Most of the shelters that got started in the wake of the Louisiana flooding were started just by ordinary people in the community. Now that the initial flooding has ceased, the Red Cross has been taking them over.
It also appears that when the Red Cross comes into the picture, all common sense goes out the window.
From The Advocate:
After historic floods drove thousands from their homes this past week, Brandi Lipsey drove from her hometown in Concordia Parish to Ascension Parish with a trailer full of brand new medical supplies.
She arrived at the Lamar Dixon Expo Center, where hundreds of evacuees were being housed. But the shelter, which receives support from the American Red Cross, rejected her haul of wheel chairs, crutches, canes, diabetic supplies and other goods like clothes and water, Lipsey said.
She wasn’t allowed to bring her donations inside of the facility, so people in the shelter, many of whom left their homes with only the clothes on their backs, came outside to her trailer where she handed out goods directly.“The people standing at the door would say, ‘No, you’re not going in there,'” Lipsey said. “But then there’s people inside who are so grateful for the help and asking you to come back with more items.”
Lipsey is just one of many volunteers and evacuees who has recently voiced frustration at the policies of the American Red Cross, which is either managing or providing support to many of the regional shelters for evacuees. Lipsey and others say the organization is letting bureaucracy get in the way of common sense by denying offers for hot meals and turning away donations and volunteers that didn’t go through their own channels, even when it’s desperately needed.
There have also been allegations on social media that the Red Cross has thrown out donated food and clothes from shelters it has taken over. But the Red Cross denied those reports today.
There’s another allegation being made against the Red Cross and that is they’re banning prayer inside shelters.
If this allegation is true the Red Cross has lost their minds.
One of the big lessons of this tragedy is that spontaneous and less bureaucratic efforts were able to move rapidly to save lives and relieve suffering. The Red Cross has become a lethargic, bureaucratic organization. For example, it raised $500 million to build 6 homes in Haiti after it was devastated by an earthquake.

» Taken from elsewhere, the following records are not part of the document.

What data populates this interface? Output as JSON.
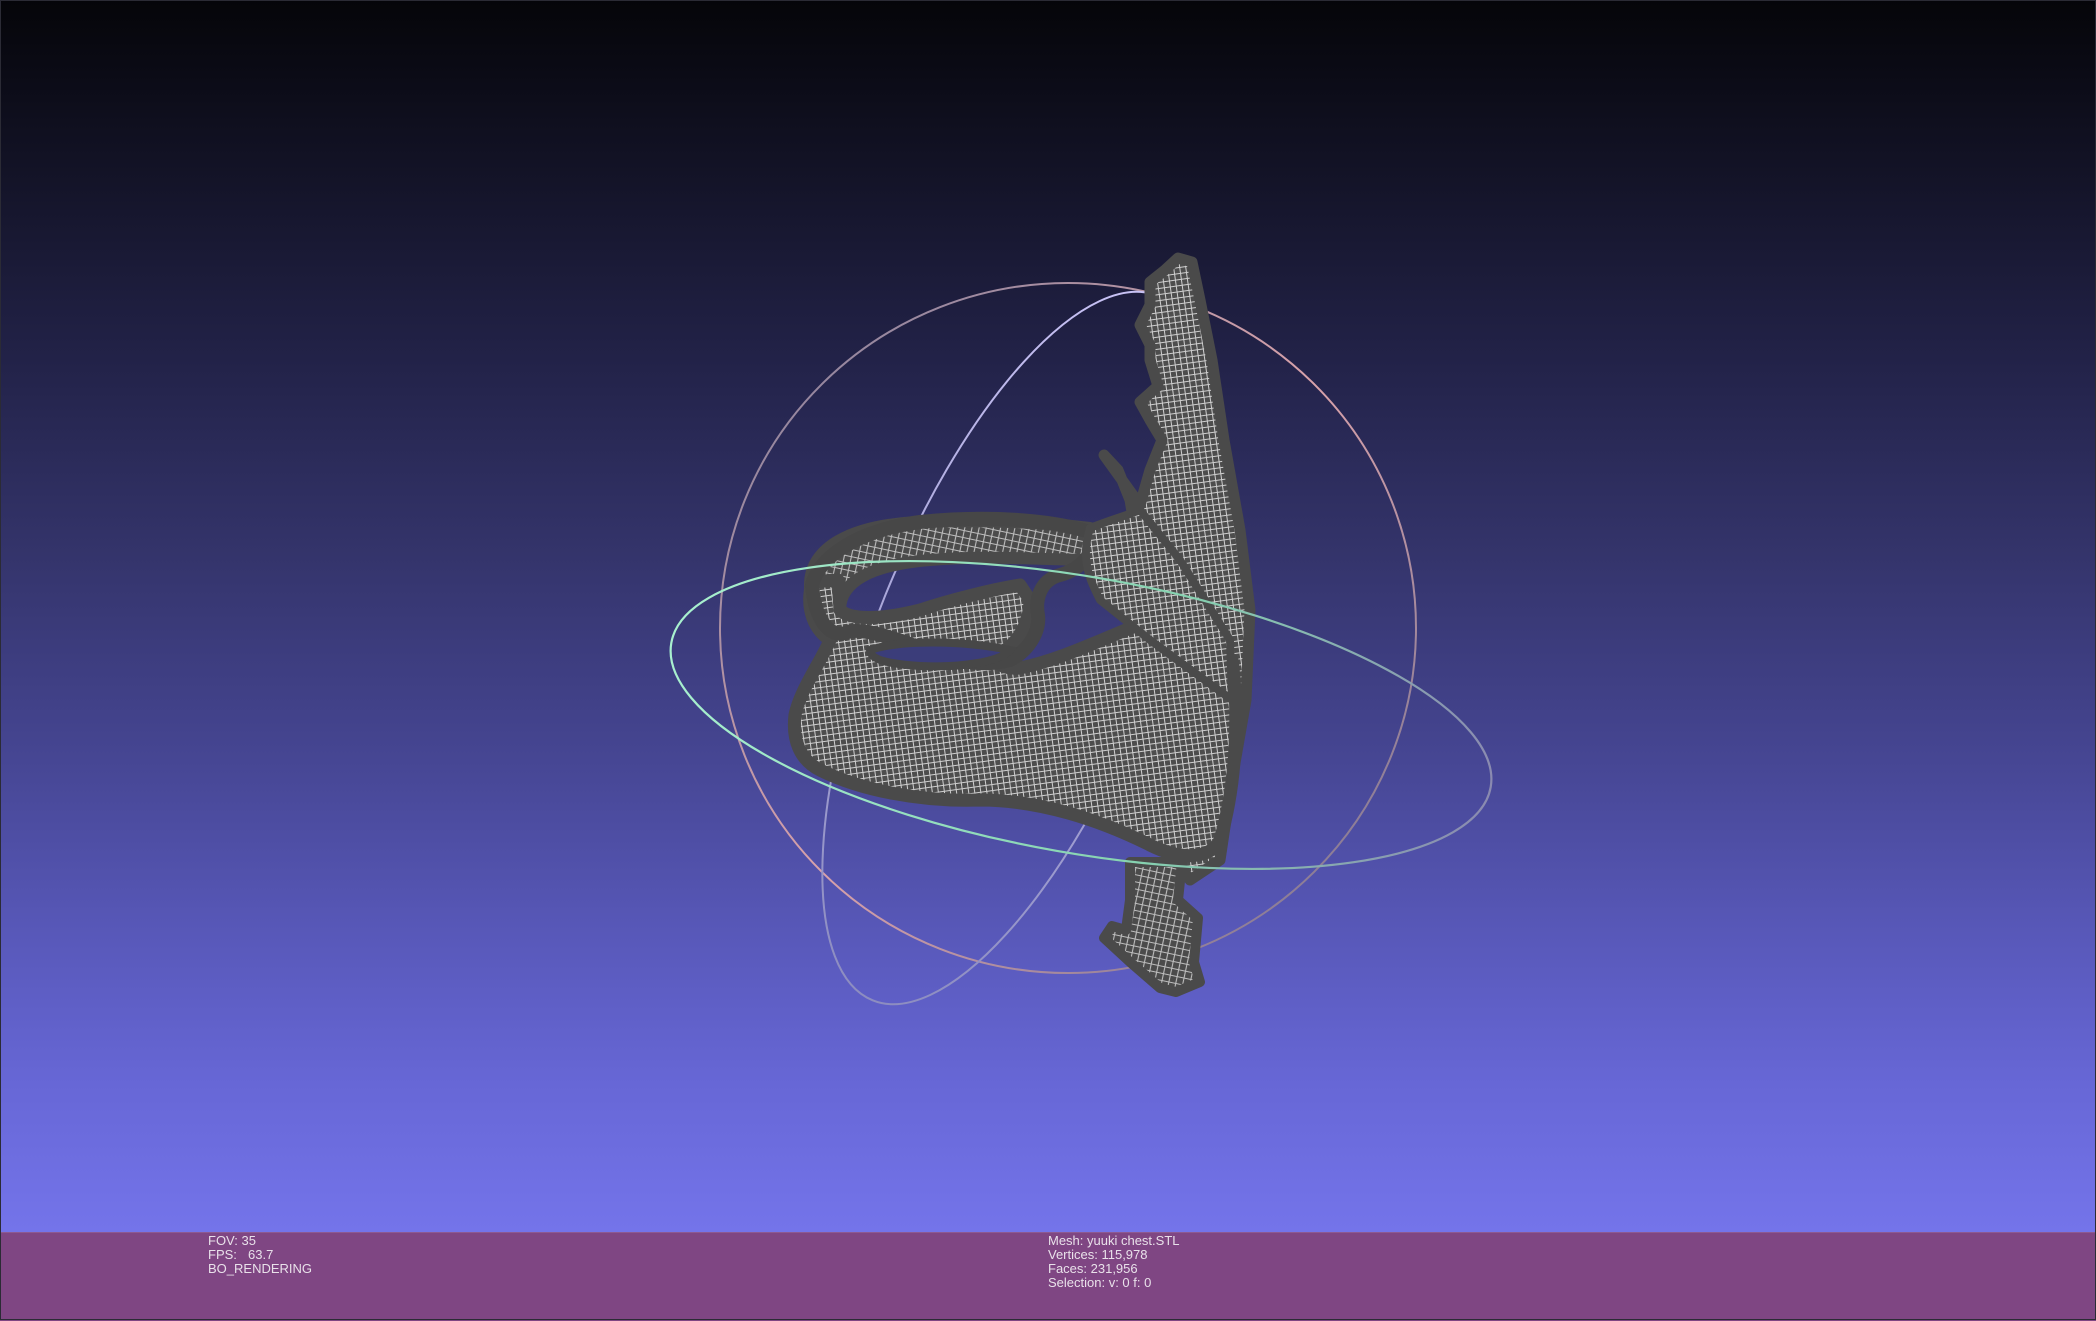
{
  "viewport": {
    "background_top": "#050509",
    "background_bottom": "#7474ea",
    "mesh_color": "#4a4a4a",
    "wire_color": "#c9c9c9",
    "trackball_colors": {
      "red_ring": "#c99aa6",
      "green_ring": "#8ed4b0",
      "blue_ring": "#b4aee8"
    }
  },
  "infobar": {
    "background": "#7f4683",
    "fov_label": "FOV: 35",
    "fps_label": "FPS:",
    "fps_value": "63.7",
    "render_mode": "BO_RENDERING",
    "mesh_name": "Mesh: yuuki chest.STL",
    "vertices": "Vertices: 115,978",
    "faces": "Faces: 231,956",
    "selection": "Selection: v: 0 f: 0"
  }
}
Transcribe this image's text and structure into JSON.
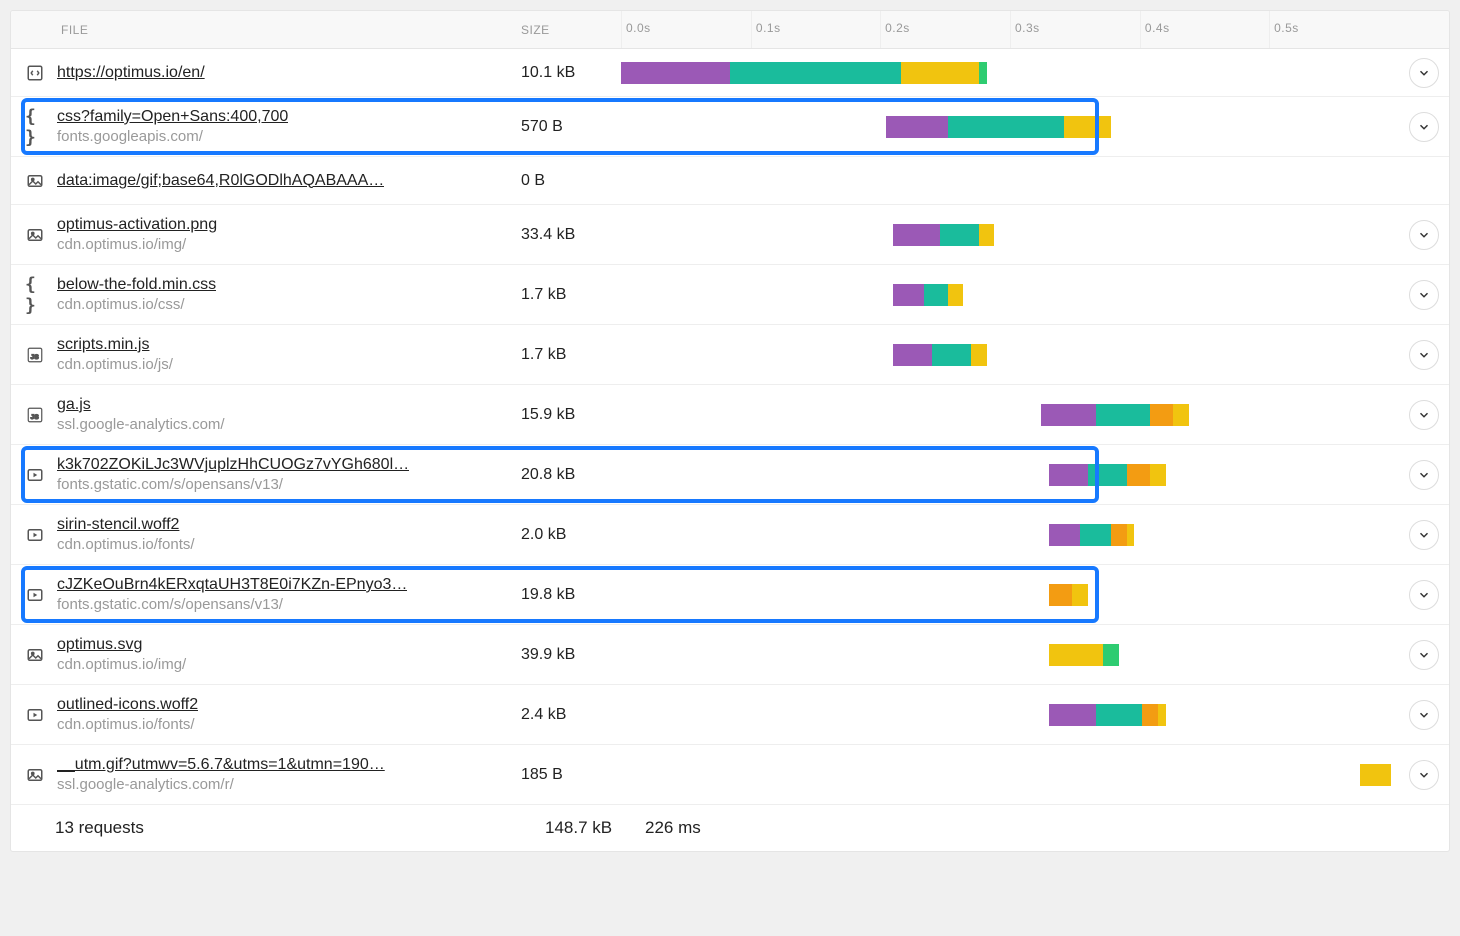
{
  "columns": {
    "file": "FILE",
    "size": "SIZE"
  },
  "ticks": [
    {
      "label": "0.0s",
      "pct": 0
    },
    {
      "label": "0.1s",
      "pct": 16.7
    },
    {
      "label": "0.2s",
      "pct": 33.3
    },
    {
      "label": "0.3s",
      "pct": 50.0
    },
    {
      "label": "0.4s",
      "pct": 66.7
    },
    {
      "label": "0.5s",
      "pct": 83.3
    }
  ],
  "rows": [
    {
      "icon": "code",
      "name": "https://optimus.io/en/",
      "host": "",
      "size": "10.1 kB",
      "highlight": false,
      "expand": true,
      "segs": [
        {
          "c": "purple",
          "l": 0,
          "w": 14
        },
        {
          "c": "teal",
          "l": 14,
          "w": 22
        },
        {
          "c": "yellow",
          "l": 36,
          "w": 10
        },
        {
          "c": "green",
          "l": 46,
          "w": 1
        }
      ]
    },
    {
      "icon": "braces",
      "name": "css?family=Open+Sans:400,700",
      "host": "fonts.googleapis.com/",
      "size": "570 B",
      "highlight": true,
      "expand": true,
      "segs": [
        {
          "c": "purple",
          "l": 34,
          "w": 8
        },
        {
          "c": "teal",
          "l": 42,
          "w": 15
        },
        {
          "c": "yellow",
          "l": 57,
          "w": 6
        }
      ]
    },
    {
      "icon": "image",
      "name": "data:image/gif;base64,R0lGODlhAQABAAA…",
      "host": "",
      "size": "0 B",
      "highlight": false,
      "expand": false,
      "segs": []
    },
    {
      "icon": "image",
      "name": "optimus-activation.png",
      "host": "cdn.optimus.io/img/",
      "size": "33.4 kB",
      "highlight": false,
      "expand": true,
      "segs": [
        {
          "c": "purple",
          "l": 35,
          "w": 6
        },
        {
          "c": "teal",
          "l": 41,
          "w": 5
        },
        {
          "c": "yellow",
          "l": 46,
          "w": 2
        }
      ]
    },
    {
      "icon": "braces",
      "name": "below-the-fold.min.css",
      "host": "cdn.optimus.io/css/",
      "size": "1.7 kB",
      "highlight": false,
      "expand": true,
      "segs": [
        {
          "c": "purple",
          "l": 35,
          "w": 4
        },
        {
          "c": "teal",
          "l": 39,
          "w": 3
        },
        {
          "c": "yellow",
          "l": 42,
          "w": 2
        }
      ]
    },
    {
      "icon": "js",
      "name": "scripts.min.js",
      "host": "cdn.optimus.io/js/",
      "size": "1.7 kB",
      "highlight": false,
      "expand": true,
      "segs": [
        {
          "c": "purple",
          "l": 35,
          "w": 5
        },
        {
          "c": "teal",
          "l": 40,
          "w": 5
        },
        {
          "c": "yellow",
          "l": 45,
          "w": 2
        }
      ]
    },
    {
      "icon": "js",
      "name": "ga.js",
      "host": "ssl.google-analytics.com/",
      "size": "15.9 kB",
      "highlight": false,
      "expand": true,
      "segs": [
        {
          "c": "purple",
          "l": 54,
          "w": 7
        },
        {
          "c": "teal",
          "l": 61,
          "w": 7
        },
        {
          "c": "orange",
          "l": 68,
          "w": 3
        },
        {
          "c": "yellow",
          "l": 71,
          "w": 2
        }
      ]
    },
    {
      "icon": "media",
      "name": "k3k702ZOKiLJc3WVjuplzHhCUOGz7vYGh680l…",
      "host": "fonts.gstatic.com/s/opensans/v13/",
      "size": "20.8 kB",
      "highlight": true,
      "expand": true,
      "segs": [
        {
          "c": "purple",
          "l": 55,
          "w": 5
        },
        {
          "c": "teal",
          "l": 60,
          "w": 5
        },
        {
          "c": "orange",
          "l": 65,
          "w": 3
        },
        {
          "c": "yellow",
          "l": 68,
          "w": 2
        }
      ]
    },
    {
      "icon": "media",
      "name": "sirin-stencil.woff2",
      "host": "cdn.optimus.io/fonts/",
      "size": "2.0 kB",
      "highlight": false,
      "expand": true,
      "segs": [
        {
          "c": "purple",
          "l": 55,
          "w": 4
        },
        {
          "c": "teal",
          "l": 59,
          "w": 4
        },
        {
          "c": "orange",
          "l": 63,
          "w": 2
        },
        {
          "c": "yellow",
          "l": 65,
          "w": 1
        }
      ]
    },
    {
      "icon": "media",
      "name": "cJZKeOuBrn4kERxqtaUH3T8E0i7KZn-EPnyo3…",
      "host": "fonts.gstatic.com/s/opensans/v13/",
      "size": "19.8 kB",
      "highlight": true,
      "expand": true,
      "segs": [
        {
          "c": "orange",
          "l": 55,
          "w": 3
        },
        {
          "c": "yellow",
          "l": 58,
          "w": 2
        }
      ]
    },
    {
      "icon": "image",
      "name": "optimus.svg",
      "host": "cdn.optimus.io/img/",
      "size": "39.9 kB",
      "highlight": false,
      "expand": true,
      "segs": [
        {
          "c": "yellow",
          "l": 55,
          "w": 7
        },
        {
          "c": "green",
          "l": 62,
          "w": 2
        }
      ]
    },
    {
      "icon": "media",
      "name": "outlined-icons.woff2",
      "host": "cdn.optimus.io/fonts/",
      "size": "2.4 kB",
      "highlight": false,
      "expand": true,
      "segs": [
        {
          "c": "purple",
          "l": 55,
          "w": 6
        },
        {
          "c": "teal",
          "l": 61,
          "w": 6
        },
        {
          "c": "orange",
          "l": 67,
          "w": 2
        },
        {
          "c": "yellow",
          "l": 69,
          "w": 1
        }
      ]
    },
    {
      "icon": "image",
      "name": "__utm.gif?utmwv=5.6.7&utms=1&utmn=190…",
      "host": "ssl.google-analytics.com/r/",
      "size": "185 B",
      "highlight": false,
      "expand": true,
      "segs": [
        {
          "c": "yellow",
          "l": 95,
          "w": 4
        }
      ]
    }
  ],
  "footer": {
    "requests": "13 requests",
    "size": "148.7 kB",
    "time": "226 ms"
  }
}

There has to be a new approach to these disasters that gets bureaucracy out of the way. We need more common sense in things like this and a lot fewer lethargic bureaucracies like the Red Cross.